[INPUT]

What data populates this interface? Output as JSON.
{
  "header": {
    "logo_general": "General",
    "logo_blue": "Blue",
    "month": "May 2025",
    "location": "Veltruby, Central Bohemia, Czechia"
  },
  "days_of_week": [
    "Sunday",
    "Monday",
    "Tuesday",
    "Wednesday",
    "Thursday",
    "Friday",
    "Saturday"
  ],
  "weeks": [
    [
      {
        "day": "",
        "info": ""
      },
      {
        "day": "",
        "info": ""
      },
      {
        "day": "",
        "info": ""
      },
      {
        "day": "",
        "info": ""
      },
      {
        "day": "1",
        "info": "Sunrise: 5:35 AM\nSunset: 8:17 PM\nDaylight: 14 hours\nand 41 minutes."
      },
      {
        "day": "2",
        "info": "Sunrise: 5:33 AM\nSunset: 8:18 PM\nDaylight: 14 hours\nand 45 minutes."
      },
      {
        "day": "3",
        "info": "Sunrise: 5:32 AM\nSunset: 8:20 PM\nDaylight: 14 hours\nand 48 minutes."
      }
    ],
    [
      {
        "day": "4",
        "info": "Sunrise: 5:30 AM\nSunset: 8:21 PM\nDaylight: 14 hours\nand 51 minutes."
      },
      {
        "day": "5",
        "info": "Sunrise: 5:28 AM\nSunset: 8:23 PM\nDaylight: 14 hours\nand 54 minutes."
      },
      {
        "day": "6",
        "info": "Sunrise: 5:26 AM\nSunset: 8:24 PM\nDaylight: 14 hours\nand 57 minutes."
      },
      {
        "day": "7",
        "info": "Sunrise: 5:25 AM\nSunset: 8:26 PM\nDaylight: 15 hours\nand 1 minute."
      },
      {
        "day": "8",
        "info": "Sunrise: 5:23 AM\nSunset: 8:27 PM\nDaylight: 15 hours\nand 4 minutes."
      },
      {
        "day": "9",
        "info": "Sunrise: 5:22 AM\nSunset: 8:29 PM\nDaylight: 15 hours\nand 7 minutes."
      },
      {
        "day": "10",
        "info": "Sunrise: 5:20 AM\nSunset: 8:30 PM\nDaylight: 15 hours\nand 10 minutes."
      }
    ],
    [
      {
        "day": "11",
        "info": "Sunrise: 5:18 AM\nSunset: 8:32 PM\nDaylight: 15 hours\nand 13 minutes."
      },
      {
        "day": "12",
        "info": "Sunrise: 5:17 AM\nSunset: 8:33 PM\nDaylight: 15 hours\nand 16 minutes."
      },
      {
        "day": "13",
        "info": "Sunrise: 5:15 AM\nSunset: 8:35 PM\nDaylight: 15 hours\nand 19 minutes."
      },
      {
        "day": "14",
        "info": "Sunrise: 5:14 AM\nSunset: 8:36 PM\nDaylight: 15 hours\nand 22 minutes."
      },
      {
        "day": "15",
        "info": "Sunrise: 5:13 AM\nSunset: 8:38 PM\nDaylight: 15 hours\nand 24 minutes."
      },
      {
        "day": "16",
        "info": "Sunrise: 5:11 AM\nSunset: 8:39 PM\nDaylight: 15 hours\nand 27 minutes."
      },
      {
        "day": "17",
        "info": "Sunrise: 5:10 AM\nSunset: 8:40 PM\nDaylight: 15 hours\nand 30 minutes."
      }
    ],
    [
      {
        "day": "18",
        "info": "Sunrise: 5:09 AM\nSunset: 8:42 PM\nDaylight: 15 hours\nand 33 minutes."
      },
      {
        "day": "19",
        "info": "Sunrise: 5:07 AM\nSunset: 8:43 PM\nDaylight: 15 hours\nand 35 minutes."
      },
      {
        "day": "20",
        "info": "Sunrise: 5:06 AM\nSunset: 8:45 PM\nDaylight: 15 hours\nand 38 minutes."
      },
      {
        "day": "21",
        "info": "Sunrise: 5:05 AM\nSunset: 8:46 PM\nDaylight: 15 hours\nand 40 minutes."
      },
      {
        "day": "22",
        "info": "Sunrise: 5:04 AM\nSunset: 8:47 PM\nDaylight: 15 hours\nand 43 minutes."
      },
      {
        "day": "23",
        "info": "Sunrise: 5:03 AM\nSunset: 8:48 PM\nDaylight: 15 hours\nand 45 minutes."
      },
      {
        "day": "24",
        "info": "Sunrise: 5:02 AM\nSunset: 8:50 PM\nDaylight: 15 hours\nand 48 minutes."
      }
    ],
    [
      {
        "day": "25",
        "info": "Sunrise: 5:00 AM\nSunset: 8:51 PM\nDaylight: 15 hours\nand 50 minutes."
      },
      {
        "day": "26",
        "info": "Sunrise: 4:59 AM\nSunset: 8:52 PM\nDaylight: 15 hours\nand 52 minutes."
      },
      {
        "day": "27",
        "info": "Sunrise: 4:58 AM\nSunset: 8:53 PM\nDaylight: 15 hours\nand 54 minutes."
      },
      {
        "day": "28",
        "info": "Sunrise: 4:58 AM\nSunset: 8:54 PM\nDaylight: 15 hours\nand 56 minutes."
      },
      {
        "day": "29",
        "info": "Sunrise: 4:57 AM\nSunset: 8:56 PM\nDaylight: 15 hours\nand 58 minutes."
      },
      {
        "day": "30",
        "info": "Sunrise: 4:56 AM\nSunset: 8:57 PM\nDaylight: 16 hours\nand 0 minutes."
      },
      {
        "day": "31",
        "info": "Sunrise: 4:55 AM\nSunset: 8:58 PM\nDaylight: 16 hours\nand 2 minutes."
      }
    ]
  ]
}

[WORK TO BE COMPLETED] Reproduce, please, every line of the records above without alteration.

[RESPONSE TO THIS TASK]
What data populates this interface? Output as JSON.
{
  "header": {
    "logo_general": "General",
    "logo_blue": "Blue",
    "month": "May 2025",
    "location": "Veltruby, Central Bohemia, Czechia"
  },
  "days_of_week": [
    "Sunday",
    "Monday",
    "Tuesday",
    "Wednesday",
    "Thursday",
    "Friday",
    "Saturday"
  ],
  "weeks": [
    [
      {
        "day": "",
        "info": ""
      },
      {
        "day": "",
        "info": ""
      },
      {
        "day": "",
        "info": ""
      },
      {
        "day": "",
        "info": ""
      },
      {
        "day": "1",
        "info": "Sunrise: 5:35 AM\nSunset: 8:17 PM\nDaylight: 14 hours\nand 41 minutes."
      },
      {
        "day": "2",
        "info": "Sunrise: 5:33 AM\nSunset: 8:18 PM\nDaylight: 14 hours\nand 45 minutes."
      },
      {
        "day": "3",
        "info": "Sunrise: 5:32 AM\nSunset: 8:20 PM\nDaylight: 14 hours\nand 48 minutes."
      }
    ],
    [
      {
        "day": "4",
        "info": "Sunrise: 5:30 AM\nSunset: 8:21 PM\nDaylight: 14 hours\nand 51 minutes."
      },
      {
        "day": "5",
        "info": "Sunrise: 5:28 AM\nSunset: 8:23 PM\nDaylight: 14 hours\nand 54 minutes."
      },
      {
        "day": "6",
        "info": "Sunrise: 5:26 AM\nSunset: 8:24 PM\nDaylight: 14 hours\nand 57 minutes."
      },
      {
        "day": "7",
        "info": "Sunrise: 5:25 AM\nSunset: 8:26 PM\nDaylight: 15 hours\nand 1 minute."
      },
      {
        "day": "8",
        "info": "Sunrise: 5:23 AM\nSunset: 8:27 PM\nDaylight: 15 hours\nand 4 minutes."
      },
      {
        "day": "9",
        "info": "Sunrise: 5:22 AM\nSunset: 8:29 PM\nDaylight: 15 hours\nand 7 minutes."
      },
      {
        "day": "10",
        "info": "Sunrise: 5:20 AM\nSunset: 8:30 PM\nDaylight: 15 hours\nand 10 minutes."
      }
    ],
    [
      {
        "day": "11",
        "info": "Sunrise: 5:18 AM\nSunset: 8:32 PM\nDaylight: 15 hours\nand 13 minutes."
      },
      {
        "day": "12",
        "info": "Sunrise: 5:17 AM\nSunset: 8:33 PM\nDaylight: 15 hours\nand 16 minutes."
      },
      {
        "day": "13",
        "info": "Sunrise: 5:15 AM\nSunset: 8:35 PM\nDaylight: 15 hours\nand 19 minutes."
      },
      {
        "day": "14",
        "info": "Sunrise: 5:14 AM\nSunset: 8:36 PM\nDaylight: 15 hours\nand 22 minutes."
      },
      {
        "day": "15",
        "info": "Sunrise: 5:13 AM\nSunset: 8:38 PM\nDaylight: 15 hours\nand 24 minutes."
      },
      {
        "day": "16",
        "info": "Sunrise: 5:11 AM\nSunset: 8:39 PM\nDaylight: 15 hours\nand 27 minutes."
      },
      {
        "day": "17",
        "info": "Sunrise: 5:10 AM\nSunset: 8:40 PM\nDaylight: 15 hours\nand 30 minutes."
      }
    ],
    [
      {
        "day": "18",
        "info": "Sunrise: 5:09 AM\nSunset: 8:42 PM\nDaylight: 15 hours\nand 33 minutes."
      },
      {
        "day": "19",
        "info": "Sunrise: 5:07 AM\nSunset: 8:43 PM\nDaylight: 15 hours\nand 35 minutes."
      },
      {
        "day": "20",
        "info": "Sunrise: 5:06 AM\nSunset: 8:45 PM\nDaylight: 15 hours\nand 38 minutes."
      },
      {
        "day": "21",
        "info": "Sunrise: 5:05 AM\nSunset: 8:46 PM\nDaylight: 15 hours\nand 40 minutes."
      },
      {
        "day": "22",
        "info": "Sunrise: 5:04 AM\nSunset: 8:47 PM\nDaylight: 15 hours\nand 43 minutes."
      },
      {
        "day": "23",
        "info": "Sunrise: 5:03 AM\nSunset: 8:48 PM\nDaylight: 15 hours\nand 45 minutes."
      },
      {
        "day": "24",
        "info": "Sunrise: 5:02 AM\nSunset: 8:50 PM\nDaylight: 15 hours\nand 48 minutes."
      }
    ],
    [
      {
        "day": "25",
        "info": "Sunrise: 5:00 AM\nSunset: 8:51 PM\nDaylight: 15 hours\nand 50 minutes."
      },
      {
        "day": "26",
        "info": "Sunrise: 4:59 AM\nSunset: 8:52 PM\nDaylight: 15 hours\nand 52 minutes."
      },
      {
        "day": "27",
        "info": "Sunrise: 4:58 AM\nSunset: 8:53 PM\nDaylight: 15 hours\nand 54 minutes."
      },
      {
        "day": "28",
        "info": "Sunrise: 4:58 AM\nSunset: 8:54 PM\nDaylight: 15 hours\nand 56 minutes."
      },
      {
        "day": "29",
        "info": "Sunrise: 4:57 AM\nSunset: 8:56 PM\nDaylight: 15 hours\nand 58 minutes."
      },
      {
        "day": "30",
        "info": "Sunrise: 4:56 AM\nSunset: 8:57 PM\nDaylight: 16 hours\nand 0 minutes."
      },
      {
        "day": "31",
        "info": "Sunrise: 4:55 AM\nSunset: 8:58 PM\nDaylight: 16 hours\nand 2 minutes."
      }
    ]
  ]
}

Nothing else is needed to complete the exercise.